If you don’t care how fast you can run or how much weight you can lift, and simply want to look good in old age, then bodybuilding might just be the sport for you.

For both men and women, body sculpting and bodybuilding are great ways to stay athletic and look great while doing so.

Even if you don’t want to compete in the competitions, advanced nutrition and exercise definitely pay off!

How To Get Started?

Using a basic strength training program alongside attention to your diet will put you in the right direction to bodybuilding.

If you have some free time, take a deeper look at the science behind muscle building and nutrition.


The first thing many people think about when they hear the word triathlon is endless days of running, swimming, and cycling all within brutal conditions.

And hey, while sometimes this can be the case, with many over 40s putting themselves through extreme Ironman events, you can opt for a more less-severe event.

Before jumping off into the deep end, you can build up the nerves to compete in the extreme ones by participating in local triathlons.

Typically, these consist of safer, shorter swims, runs and biking.

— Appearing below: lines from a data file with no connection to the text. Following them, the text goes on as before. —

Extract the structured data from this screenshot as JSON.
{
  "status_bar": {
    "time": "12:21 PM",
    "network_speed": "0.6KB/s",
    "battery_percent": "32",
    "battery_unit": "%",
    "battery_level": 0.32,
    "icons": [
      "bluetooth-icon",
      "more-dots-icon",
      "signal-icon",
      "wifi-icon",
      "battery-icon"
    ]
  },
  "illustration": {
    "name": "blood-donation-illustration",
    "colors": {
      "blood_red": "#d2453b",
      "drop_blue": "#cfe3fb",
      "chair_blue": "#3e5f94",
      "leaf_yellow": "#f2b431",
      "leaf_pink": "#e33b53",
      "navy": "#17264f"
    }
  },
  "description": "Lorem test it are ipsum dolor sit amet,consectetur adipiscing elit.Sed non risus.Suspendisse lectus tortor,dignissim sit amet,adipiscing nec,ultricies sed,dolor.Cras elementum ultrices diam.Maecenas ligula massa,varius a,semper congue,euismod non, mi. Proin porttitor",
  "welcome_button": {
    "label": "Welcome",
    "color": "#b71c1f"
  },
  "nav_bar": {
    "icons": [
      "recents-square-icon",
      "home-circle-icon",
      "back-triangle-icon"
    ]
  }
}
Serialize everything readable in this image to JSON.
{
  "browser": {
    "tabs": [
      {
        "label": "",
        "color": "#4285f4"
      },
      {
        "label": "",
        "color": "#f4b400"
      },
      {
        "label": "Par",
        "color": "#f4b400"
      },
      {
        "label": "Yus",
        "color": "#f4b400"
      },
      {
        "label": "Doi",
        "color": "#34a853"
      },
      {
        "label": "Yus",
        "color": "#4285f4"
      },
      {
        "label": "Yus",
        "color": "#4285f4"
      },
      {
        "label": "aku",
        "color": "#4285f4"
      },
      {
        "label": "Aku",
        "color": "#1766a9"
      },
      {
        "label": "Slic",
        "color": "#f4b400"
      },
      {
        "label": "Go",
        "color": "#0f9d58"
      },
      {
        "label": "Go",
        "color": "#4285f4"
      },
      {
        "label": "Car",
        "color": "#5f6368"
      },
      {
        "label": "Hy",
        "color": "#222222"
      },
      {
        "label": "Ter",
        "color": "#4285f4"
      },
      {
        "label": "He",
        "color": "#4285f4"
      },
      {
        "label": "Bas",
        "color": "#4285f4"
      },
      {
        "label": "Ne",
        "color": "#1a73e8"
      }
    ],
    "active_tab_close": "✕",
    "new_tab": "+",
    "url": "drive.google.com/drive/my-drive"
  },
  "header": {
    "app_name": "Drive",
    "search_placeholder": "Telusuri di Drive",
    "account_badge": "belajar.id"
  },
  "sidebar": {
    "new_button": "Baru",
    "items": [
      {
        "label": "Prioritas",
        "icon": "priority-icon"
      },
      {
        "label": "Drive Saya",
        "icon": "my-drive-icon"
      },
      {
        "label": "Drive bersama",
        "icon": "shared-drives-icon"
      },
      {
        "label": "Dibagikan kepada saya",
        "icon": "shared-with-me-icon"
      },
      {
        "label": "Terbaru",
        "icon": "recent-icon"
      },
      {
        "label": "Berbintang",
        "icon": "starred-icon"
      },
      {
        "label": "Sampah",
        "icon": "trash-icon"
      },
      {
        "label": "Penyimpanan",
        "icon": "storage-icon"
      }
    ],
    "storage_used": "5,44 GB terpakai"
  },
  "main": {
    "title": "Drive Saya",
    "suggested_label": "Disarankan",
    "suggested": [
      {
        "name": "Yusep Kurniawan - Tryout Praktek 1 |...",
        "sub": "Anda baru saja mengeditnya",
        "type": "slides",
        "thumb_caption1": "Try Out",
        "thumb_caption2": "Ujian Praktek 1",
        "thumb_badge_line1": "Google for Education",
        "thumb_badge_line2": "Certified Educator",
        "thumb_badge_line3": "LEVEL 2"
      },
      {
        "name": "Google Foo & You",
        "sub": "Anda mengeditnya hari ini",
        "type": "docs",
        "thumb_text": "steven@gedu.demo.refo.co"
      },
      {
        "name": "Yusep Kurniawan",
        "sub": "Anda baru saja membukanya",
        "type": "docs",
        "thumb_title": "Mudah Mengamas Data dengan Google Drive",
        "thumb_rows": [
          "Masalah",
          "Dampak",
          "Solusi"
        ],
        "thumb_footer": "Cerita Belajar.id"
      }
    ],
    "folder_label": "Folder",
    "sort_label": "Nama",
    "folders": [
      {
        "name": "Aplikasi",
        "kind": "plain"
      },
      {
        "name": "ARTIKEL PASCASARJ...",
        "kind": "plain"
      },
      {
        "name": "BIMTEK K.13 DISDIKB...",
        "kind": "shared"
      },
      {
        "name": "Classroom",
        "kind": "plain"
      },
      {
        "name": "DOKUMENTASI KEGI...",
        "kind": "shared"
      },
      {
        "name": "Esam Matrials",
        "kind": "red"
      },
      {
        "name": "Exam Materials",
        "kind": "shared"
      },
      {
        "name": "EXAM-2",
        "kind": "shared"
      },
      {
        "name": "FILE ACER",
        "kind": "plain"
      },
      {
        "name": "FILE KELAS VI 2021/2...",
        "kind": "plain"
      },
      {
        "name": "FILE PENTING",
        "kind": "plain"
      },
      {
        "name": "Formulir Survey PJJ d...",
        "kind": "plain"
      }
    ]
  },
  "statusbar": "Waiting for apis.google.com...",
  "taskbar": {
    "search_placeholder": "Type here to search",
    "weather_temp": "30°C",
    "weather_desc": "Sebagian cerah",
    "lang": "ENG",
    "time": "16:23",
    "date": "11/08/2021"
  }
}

Alternatively, if you aren’t a fan of swimming, you can take part in a biathlon which simply consists of running and cycling.

Full triathlons are an incredible test of a person’s physical fitness.

If you don’t feel like you’re at that stage just yet, work your way up to one.

Likewise, there are many other dramatic paths to take which fill you with satisfaction.

How To Get Started?

Firstly, follow the previously mentioned advice for both biking and running.

For the swimming aspect, you could start off safe by joining your local swimming club.

Then, once you’re brave enough, start looking into local triathlons in your area, or even biathlon events!

Competitive sports for adults - triathlon

Tips And Precautions

While you may feel ready to jump into whatever sport comes your way, you should make sure to follow these important points first.

  • Firstly, check with your doctor before embarking on any strenuous activity. As the saying goes: it’s better to be safe than sorry!
  • When you first start cycling or running, ensure you are choosing safe paths to do so. If you can, choose paths or trails away from car traffic.
  • When learning about weight lifting, seek advice from a coach or personal trainer. Also, when performing any heavy lifting, always have a spotter on standby to help you if needed.
  • Remember to take it slow. If you haven’t trained your muscles in a long time, then they are going to need to take some time to adjust. The last thing you want to do is injure yourself on the first day.
  • And lastly, have fun! Don’t put too much pressure on yourself, while the road may look long to get you into a competitive state – it will be worth it; both physically and mentally.

Final Thoughts

You’re never too old to try a new sport.

While you may feel discouraged – with your back pains and fear of getting injured – starting a new sport always provides more good than harm!

Not only will you become physically fit but also mentally.

Hopefully, this guide has informed you of some awesome competitive sports that over 40s can participate in.